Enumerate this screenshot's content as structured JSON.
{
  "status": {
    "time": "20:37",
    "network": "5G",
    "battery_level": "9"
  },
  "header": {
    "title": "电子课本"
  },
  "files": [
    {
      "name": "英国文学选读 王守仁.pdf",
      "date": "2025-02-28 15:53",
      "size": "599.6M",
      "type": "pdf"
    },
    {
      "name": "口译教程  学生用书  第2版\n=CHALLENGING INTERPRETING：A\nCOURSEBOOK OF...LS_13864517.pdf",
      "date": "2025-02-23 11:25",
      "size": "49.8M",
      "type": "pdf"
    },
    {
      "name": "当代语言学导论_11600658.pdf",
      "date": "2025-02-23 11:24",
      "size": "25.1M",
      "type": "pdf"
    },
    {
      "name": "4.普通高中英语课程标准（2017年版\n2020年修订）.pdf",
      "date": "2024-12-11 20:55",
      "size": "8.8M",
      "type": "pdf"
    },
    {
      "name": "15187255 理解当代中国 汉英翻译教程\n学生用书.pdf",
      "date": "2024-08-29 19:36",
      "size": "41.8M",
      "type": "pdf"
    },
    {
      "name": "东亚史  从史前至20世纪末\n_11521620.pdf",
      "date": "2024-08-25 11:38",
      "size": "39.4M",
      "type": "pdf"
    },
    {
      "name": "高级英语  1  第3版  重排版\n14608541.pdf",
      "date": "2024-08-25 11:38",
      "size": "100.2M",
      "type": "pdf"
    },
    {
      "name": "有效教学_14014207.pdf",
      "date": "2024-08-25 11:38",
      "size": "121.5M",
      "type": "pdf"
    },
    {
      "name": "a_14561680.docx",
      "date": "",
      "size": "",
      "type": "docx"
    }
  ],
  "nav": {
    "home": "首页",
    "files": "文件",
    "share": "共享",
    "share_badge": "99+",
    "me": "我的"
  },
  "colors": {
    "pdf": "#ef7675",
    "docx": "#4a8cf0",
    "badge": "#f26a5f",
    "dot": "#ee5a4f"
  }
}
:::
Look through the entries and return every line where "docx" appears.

      "name": "a_14561680.docx",
      "type": "docx"
    "docx": "#4a8cf0",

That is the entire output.